The best thing politically would be to stay as far away from that tar baby as I can," he told a crowd of about 100 supporters in Ames, Iowa.
In case you don't quite see it, the phrase was "tar baby". The story helpfully points out:
Black leaders were outraged at his use of the term, which dates to the 19th century Uncle Remus stories, referring to a doll made of tar that traps Br'er Rabbit. It has come to be known as a way of describing a sticky mess, and has been used as a derogatory term for a black person.I blogged about this kind of thing back in May when White House press secretary Tony Snow was "caught" using the exact same phrase. Let me (tiresomely) summarize what I've said in the past:
- It's clear from the context that Romney was
using the term in the "sticky mess" sense.
- While it's no doubt true that the phrase "has been used as a
derogatory term for a black person," Romney was (also clearly)
not doing that.
- In fact, those last two points
should be—and undoubtedly are—clear to
everyone and anyone with a lick of intelligence
who thinks about it for more than half a
- Hence the claim that "Black leaders were outraged" is almost
certainly a complete falsehood.

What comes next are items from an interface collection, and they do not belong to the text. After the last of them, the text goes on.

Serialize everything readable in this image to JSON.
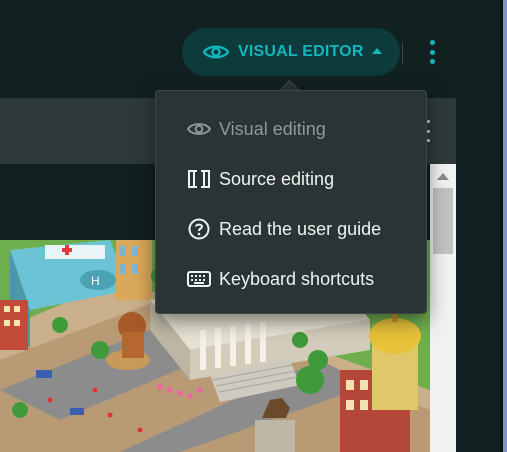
{
  "topbar": {
    "visual_editor_label": "VISUAL EDITOR",
    "icons": {
      "eye": "eye-icon",
      "caret": "caret-up-icon",
      "more": "more-vertical-icon"
    },
    "accent_color": "#14b6bd",
    "button_bg": "#0d3a3a"
  },
  "dropdown": {
    "items": [
      {
        "label": "Visual editing",
        "icon": "eye-icon",
        "disabled": true
      },
      {
        "label": "Source editing",
        "icon": "wiki-brackets-icon",
        "disabled": false
      },
      {
        "label": "Read the user guide",
        "icon": "help-circle-icon",
        "disabled": false
      },
      {
        "label": "Keyboard shortcuts",
        "icon": "keyboard-icon",
        "disabled": false
      }
    ]
  },
  "content": {
    "image": {
      "kind": "isometric-city-illustration"
    }
  },
  "colors": {
    "page_bg": "#112021",
    "menu_bg": "#2b3434",
    "menu_text": "#eef2f2",
    "menu_text_disabled": "#8f9999"
  }
}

More accurately: Black leaders decided to pretend they were
outraged at Romney's words.
- Why? Probably to cause exactly the result that occurred: Romney
apologized profusely. Many (not all)
racial/ethnic "leaders" seem to enjoy
displaying faux outrage over "slurs" that everyone knows
are imaginary. It's a meaningless symbolic ritual that only serves
to boost their egos.
It would also be nice if Mitt Romney had enough of a spine to make these points himself. He'd almost certainly gain more votes than he'd lose.